During graduation week in New York City, Mayor Eric Adams was greeted by graduating law students at the City University of New York (CUNY) with their backs turned, a protest signaling that the mayor has failed them.
On May 12, Adams attended the commencement ceremony and spoke to the graduating law students. The students, for the most part, showed their dissatisfaction with the Democratic mayor by booing and shouting, some standing silently while others symbolically turned their backs.
RIGHT NOW. At the CUNY Law school graduation. Graduates turn their backs on NYC Mayor Eric Adams. A protest against his terror against Black & brown communities, public education, libraries, migrants, health & safety. His support for state violence.
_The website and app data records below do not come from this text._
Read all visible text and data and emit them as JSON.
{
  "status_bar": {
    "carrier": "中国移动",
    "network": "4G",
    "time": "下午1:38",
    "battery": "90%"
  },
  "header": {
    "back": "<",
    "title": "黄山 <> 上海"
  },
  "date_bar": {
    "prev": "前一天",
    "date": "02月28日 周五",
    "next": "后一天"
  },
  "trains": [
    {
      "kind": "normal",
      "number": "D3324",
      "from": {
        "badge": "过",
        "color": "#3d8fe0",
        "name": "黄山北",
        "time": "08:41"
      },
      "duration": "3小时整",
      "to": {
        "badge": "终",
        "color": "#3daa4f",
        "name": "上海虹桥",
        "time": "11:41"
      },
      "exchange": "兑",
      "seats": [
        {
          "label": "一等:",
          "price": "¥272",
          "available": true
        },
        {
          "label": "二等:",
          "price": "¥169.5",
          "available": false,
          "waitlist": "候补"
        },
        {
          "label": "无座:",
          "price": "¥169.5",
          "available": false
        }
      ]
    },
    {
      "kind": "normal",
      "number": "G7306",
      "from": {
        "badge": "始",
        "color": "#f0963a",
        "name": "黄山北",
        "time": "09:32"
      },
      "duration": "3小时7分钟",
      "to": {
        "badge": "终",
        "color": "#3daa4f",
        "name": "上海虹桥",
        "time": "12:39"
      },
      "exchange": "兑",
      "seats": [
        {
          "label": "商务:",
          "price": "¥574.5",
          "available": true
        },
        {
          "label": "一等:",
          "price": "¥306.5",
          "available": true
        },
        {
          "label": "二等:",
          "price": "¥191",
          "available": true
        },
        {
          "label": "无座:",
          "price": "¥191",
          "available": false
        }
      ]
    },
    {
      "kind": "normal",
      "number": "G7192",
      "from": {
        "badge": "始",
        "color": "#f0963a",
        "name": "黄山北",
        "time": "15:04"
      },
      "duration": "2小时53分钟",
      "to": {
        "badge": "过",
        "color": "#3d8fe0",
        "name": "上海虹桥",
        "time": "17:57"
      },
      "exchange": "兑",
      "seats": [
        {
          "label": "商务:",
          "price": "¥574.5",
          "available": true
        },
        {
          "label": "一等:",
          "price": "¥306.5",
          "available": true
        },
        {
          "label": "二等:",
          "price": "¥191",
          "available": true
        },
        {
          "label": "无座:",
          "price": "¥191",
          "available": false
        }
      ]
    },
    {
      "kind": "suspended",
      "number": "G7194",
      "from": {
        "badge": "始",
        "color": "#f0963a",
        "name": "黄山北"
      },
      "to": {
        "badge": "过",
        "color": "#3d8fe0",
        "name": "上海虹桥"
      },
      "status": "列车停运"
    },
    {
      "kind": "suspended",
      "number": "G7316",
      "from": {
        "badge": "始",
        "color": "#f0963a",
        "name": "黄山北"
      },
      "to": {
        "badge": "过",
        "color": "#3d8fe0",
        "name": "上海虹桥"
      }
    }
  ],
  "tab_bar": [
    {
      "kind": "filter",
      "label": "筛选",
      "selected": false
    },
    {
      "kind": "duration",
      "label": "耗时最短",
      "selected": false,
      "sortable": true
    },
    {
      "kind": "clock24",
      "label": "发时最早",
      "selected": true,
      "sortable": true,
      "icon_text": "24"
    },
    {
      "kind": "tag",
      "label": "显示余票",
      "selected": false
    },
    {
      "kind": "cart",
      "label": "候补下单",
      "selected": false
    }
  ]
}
Wow. pic.twitter.com/hC9npXJwnh
— Scott Hechinger 🆓 (@ScottHech) May 12, 2023
“As the mayor always says, this city may have 8.8 million people, but it also has 35 million opinions,” Fabien Levy, the press secretary for Adams, told The Hill. “We thank these graduates for going into the field of law and their willingness to serve their communities — helping those who are disadvantaged, crafting public policy and legislation, or serving in public office themselves.”
“The mayor looks forward to seeing how these graduates serve our city in the future,” he added.
One social media post suggested that the law students were frustrated with how Adams has handled the city’s migrant crisis.
Adams has been critical of the Biden administration’s handling of the migrant crisis at the southern border. He has said that the city is “overwhelmed” by the number of migrants arriving in New York and that the federal government is not doing enough to help.
Adams has called on the Biden administration to provide more resources to help New York City deal with the migrant crisis. He has also said that the federal government should do more to address the root causes of migration, such as poverty and violence in Central America.
The Biden administration has said that it is working to address the migrant crisis and that it is providing resources to help cities like New York City. However, the administration has also said that it is committed to upholding the law and that it will not allow migrants to enter the country illegally.
A recent Quinnipiac University poll found that Mayor Eric Adams’ approval rating has dropped to 37 percent.
In February 2023, about 66 percent of New Yorkers think crime is a problem, which is actually down from what the same poll found a year ago, 74 percent, but both percentages are considered the highest levels since the university began asking the question in 1999.
Voters, 26 percent, think it is somewhat of a problem, with the rest of voters, 6 percent, thinking crime is not a very serious problem and 1 percent thinking it is not a problem at all.
Some may believe that Adam was booed for his lackluster response to Jordan Neely’s murder of Daniel Penny.
Adams’ proposed budget cuts, some of which would affect CUNY’s 235 faculty and staff positions, were met with backlash the day before graduation, The New York Daily News reported.
When it comes to safety, 53 percent say they feel about the same, but 39 percent say they feel less safe in New York City, nearly 4 in 10 voters. Only 8 percent say they feel safer in New York City.
Crime represents 41 percent of all the pressing issues New Yorkers are concerned about under Adams, but this is followed by affordable housing at 17 percent and homelessness at 12 percent.
The Siena College poll found that Adams received a 29 percent approval rating for his job performance.
The results of the poll suggest that Adams faces a number of challenges in his first year in office. He will have to work to improve his approval ratings if he wants to be successful in the long run.